Distracted driving can have disastrous or deadly consequences, and it’s particularly prevalent, and the effects are especially devastating among younger age groups.

Teen drivers are more likely to engage in distracted driving, meaning nashville carnival games for parties parents may be the first line of defense against it.

Parents sometimes think they’re not going to be able to influence their teen’s driving behaviors or stop them from driving dangerously, but that’s not necessarily the case. Parents play more of a role in the behaviors of their teens than they might think.

The first thing nashville carnival games for parties parents can do is understand distracted driving and the risks it can present. When you’re armed with information, you can make a more compelling point to your teen. For example, do you know that using a hand-held GPS is reported as distracted driving in some states?

Distracted driving can also include things like eating and putting on makeup behind the wheel, and a few states even have laws banning these activities while driving.

The following are some other relevant things to know about teens and distracted driving, as well as ways you can help prevent it for your teen.

Distracted Driving Statistics

There are hundreds of thousands of injuries every year that are the result of distracted driving and in particular, texting and driving.

It’s estimated that one in four accidents in the U.S. is caused by texting and driving, and perhaps even more astounding is the fact that texting while driving is six times more likely to lead to an accident even than driving while drunk.

If your teen is driving while distracted and in particular, driving while texting, it can make it hard for them to react to a situation appropriately, and that can ultimately lead to a crash. This is especially true for teens who are inexperienced drivers.

A few other relevant statistics include:

  • In 2017, there were 3,166 fatalities linked to distracted driving, and it’s believed many others are unreported
  • Around 40% of high school students said they texted or emailed while driving during the past month in a 2017 survey
  • Teen drivers receive the majority of phone calls from their parents
  • Distraction was the main factor in 58% of automobile crashes with drivers between the ages of 16 to 19

Understanding the Laws

Something that both you and your teen need to have an understanding of is that distracted driving isn’t just a safety issue. It’s a legal issue.

Distracted driving can result in fines, and it may also cause your teen to lose their license, so you should reinforce to them that their driving privileges could be out the window if they don’t follow distracted driving laws.

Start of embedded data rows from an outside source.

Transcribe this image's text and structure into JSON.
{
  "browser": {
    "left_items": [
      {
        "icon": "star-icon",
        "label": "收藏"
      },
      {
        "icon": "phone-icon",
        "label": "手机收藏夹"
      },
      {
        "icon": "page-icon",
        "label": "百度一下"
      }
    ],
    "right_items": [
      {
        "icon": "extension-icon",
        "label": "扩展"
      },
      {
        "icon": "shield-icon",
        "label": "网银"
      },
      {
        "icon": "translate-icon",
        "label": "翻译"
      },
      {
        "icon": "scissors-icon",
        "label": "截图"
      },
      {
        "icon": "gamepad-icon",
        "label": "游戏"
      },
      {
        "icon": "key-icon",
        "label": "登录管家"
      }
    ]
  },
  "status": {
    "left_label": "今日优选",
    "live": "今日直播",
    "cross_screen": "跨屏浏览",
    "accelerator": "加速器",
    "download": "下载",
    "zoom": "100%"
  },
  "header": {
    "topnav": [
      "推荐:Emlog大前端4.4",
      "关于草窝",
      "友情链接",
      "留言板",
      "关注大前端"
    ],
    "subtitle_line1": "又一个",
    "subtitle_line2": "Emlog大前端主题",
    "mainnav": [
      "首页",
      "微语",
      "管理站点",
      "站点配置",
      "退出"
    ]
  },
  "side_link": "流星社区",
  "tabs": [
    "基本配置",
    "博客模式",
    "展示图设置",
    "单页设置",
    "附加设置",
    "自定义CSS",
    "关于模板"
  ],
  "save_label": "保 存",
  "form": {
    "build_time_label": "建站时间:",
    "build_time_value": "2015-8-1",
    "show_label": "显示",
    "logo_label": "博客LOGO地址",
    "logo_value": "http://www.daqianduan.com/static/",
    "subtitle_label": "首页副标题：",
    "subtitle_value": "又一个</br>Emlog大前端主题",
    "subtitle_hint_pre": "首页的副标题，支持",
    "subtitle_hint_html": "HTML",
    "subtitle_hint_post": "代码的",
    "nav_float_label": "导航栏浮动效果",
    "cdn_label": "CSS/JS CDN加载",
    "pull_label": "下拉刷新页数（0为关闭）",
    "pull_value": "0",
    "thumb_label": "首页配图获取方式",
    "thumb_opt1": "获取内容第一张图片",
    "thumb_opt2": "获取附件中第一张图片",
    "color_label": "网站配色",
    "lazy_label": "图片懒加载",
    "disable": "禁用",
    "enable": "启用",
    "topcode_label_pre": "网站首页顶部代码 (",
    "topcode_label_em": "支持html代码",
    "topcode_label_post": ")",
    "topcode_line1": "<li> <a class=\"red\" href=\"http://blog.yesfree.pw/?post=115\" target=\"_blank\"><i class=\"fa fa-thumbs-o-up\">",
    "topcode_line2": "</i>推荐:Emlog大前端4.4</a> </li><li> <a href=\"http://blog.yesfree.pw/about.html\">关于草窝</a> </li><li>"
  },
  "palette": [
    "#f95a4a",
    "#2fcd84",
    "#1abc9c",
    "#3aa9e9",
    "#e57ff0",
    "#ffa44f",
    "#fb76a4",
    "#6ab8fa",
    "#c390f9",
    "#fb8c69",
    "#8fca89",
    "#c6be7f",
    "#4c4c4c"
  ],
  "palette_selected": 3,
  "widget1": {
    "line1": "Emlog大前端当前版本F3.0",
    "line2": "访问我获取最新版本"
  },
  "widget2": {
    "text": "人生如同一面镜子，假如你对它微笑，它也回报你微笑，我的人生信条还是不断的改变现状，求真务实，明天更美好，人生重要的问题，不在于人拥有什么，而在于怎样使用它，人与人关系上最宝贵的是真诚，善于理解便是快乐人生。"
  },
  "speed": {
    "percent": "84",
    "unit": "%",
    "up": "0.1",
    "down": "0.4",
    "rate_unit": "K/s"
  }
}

Teens appreciate the freedom of driving, and it’s an important rite of passage, so this may resonate more than telling them safety statistics.

Almost all states have pretty rigorous laws in place regarding the use of mobile devices behind the wheel and distracted driving. Go over these laws and the penalties for not following them with your teen, and also check to see if your local jurisdiction has even more laws on the books that will apply.

Dozens of states have a hand-held phone ban for all drivers, and in 39 states, newer and less experienced drivers are banned from all cell phone use when they’re behind the wheel.

Washington was the first state to ban texting while driving back in 2007, and now texting while driving is banned in 48 states.

All but three states have what’s called primary enforcement, which means police can issue a ticket for texting while driving without any other offense occurring.

Graduated Driver Licensing provisions or GDL have their own restrictions regarding texting while driving and distracted driving, and most states also have laws in place as far as how many passengers a novice driver can have in the car with them. Passengers can also be a form of distracted driving.

Tools and Technology to Prevent Distracted Driving

Along with helping teens understand the repercussions of distracted driving, equip your teen with tools and technology that will make it easier for them. For example, if your teen needs to use a GPS, maybe get them a holder that suctions to the windshield so that they can see without looking down.

If your teen has an older car that doesn’t have Bluetooth capability, you can get them a cable system so they can connect their phone to their car if they need to.

There are apps that can help prevent distracted driving as well, and there are some apps that you can use to get paid for not driving while distracted.

Examples include the Canary app, which can alert you of when there’s texting or internet use behind the wheel. You can also set up the app so that you get alerts if the driver is going over a certain limit, and you can see where the phone is location-wise.

Another cool tech tool your family can use to combat distracted driving is Glympse. Glympse syncs with the computer of your car and displays information on your dashboard, so you don’t have to look down.

Cellcontrol works with a car’s Bluetooth system, and it automatically prevents drivers from using the phone if their car is in motion.

Technology-wise, iZup is an app that will hold all of your communications, including texts and emails while you’re driving, but it does allow access to 911.

Finally, as a parent, one of the most important and often underrated things you can do to help prevent your teen from driving while distracted is be a good example.

Teens are looking at you and seeing what you’re doing, even when you don’t think they are.

If you’re frequently eating behind the wheel and responding to work emails, your teen is likely to see it as a harmless behavior.

Show your teen how important it is to remain distraction-free by doing it yourself, and they’re more likely to follow suit.